When I first started working in the pensions industry almost nine years ago, pre-children and in a full-time position, I was blissfully unaware of what the gender pensions gap was.
Fast forward to last year, when I returned to work following the birth of my second child, acutely aware that my decision to work part-time will directly impact my retirement savings. I know about this because I work in the pensions industry and I have a greater than normal interest in my retirement and how I’ll fund it. Many other women aren’t so fortunate.
I’ve chosen to work fewer hours to allow me to spend some time with my youngest daughter until she starts school in a couple of years, and I’m not alone. So many women choose to do the same, others have no choice but to work part-time due to childcare or the lack of.
There is a problem, however, which lies in the lack of information surrounding the consequences of these decisions, which can come to light long after our little ones have flown the nest. It’s a contributing factor to the gender pensions gap, a difference in the amount saved which means that the typical female pensioner is £7,000 a year worse off than a man the same age.
The research New Choices, Big Decisions – 5 Years On1 shows that part-time female workers in their forties and fifties would benefit from targeted communications from pension companies explaining what the impact of working either a day or two extra a week would have on their pension savings.

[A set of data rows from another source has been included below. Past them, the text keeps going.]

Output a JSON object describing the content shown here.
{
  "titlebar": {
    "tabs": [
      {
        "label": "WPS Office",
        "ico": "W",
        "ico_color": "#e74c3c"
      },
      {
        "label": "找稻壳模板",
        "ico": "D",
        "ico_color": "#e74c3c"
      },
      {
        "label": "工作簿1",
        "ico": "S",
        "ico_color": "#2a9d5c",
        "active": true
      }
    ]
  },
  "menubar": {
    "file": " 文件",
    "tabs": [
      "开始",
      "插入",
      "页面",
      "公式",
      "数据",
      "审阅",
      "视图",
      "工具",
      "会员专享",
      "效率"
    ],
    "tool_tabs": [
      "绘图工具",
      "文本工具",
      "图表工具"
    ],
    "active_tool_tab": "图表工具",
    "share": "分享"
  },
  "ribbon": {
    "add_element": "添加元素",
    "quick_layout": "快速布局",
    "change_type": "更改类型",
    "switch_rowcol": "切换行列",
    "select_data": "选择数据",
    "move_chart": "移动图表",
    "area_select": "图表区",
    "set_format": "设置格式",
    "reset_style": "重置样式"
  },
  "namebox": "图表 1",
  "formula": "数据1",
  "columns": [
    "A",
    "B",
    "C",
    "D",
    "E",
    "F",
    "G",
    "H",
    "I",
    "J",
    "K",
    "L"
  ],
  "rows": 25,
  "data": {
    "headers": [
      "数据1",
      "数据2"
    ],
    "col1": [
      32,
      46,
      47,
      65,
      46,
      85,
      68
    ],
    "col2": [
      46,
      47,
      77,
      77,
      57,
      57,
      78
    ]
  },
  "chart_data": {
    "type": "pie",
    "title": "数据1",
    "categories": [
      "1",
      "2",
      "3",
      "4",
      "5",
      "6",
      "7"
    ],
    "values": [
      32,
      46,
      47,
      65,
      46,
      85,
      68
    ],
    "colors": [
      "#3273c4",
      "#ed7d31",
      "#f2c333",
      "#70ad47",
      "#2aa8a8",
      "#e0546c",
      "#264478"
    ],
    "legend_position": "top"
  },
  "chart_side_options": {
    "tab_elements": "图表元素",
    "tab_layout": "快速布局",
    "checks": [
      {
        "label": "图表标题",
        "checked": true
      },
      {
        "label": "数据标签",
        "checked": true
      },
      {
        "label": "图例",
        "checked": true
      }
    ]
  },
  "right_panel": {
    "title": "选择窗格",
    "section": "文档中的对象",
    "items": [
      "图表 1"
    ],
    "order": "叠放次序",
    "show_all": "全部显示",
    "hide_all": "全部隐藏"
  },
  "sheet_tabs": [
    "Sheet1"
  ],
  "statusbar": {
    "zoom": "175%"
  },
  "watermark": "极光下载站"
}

The ground-breaking study by the consultancy Ignition House, who interviewed volunteers at length about their attitudes and behaviours towards retirement, showed that some of the women interviewed hadn’t fully understood what the implications of working part-time would be on their pensions savings. Many had continued to work part-time once they’d the opportunity to increase their hours again. In fact, of those interviewed, women were more likely than their male counterparts to be in part-time work both at retirement and in the lead up to it.
The report is the latest in a series that examines the impact of Pension Freedoms since 2015. It recommends that workplace pension providers should explore the possibility of communicating with female members who work part-time, in their mid-40s and beyond to explain the ramifications of not having up to an extra two days a week of work would have on the size of their pension pot.
It’s clear that the gender pensions gap cannot be bridged by the pensions industry alone. It requires the government to do more to enable women to return to work or work more hours once they have children. Enabling the provision of better, more affordable childcare would be a huge step here, but I’m under no illusion of just how big a task this would be.
Do I think the pensions industry could do more? It’s not unreasonable to ask whether providers should be looking at ways in which they can communicate to female workers how they could increase the size of their retirement pot and remind them of the impact of extended periods of part-time working.
I’ll be upping my hours again once my children are older, many others will make the decision not to. Either way, the industry owes it to all women to enable an informed decision so that when they do retire, they have no regrets.
Read the report, New Choices, Big Decisions – 5 Years On.
Jenna Gadhavi is a former Policy & External Affairs Business Manager for B&CE.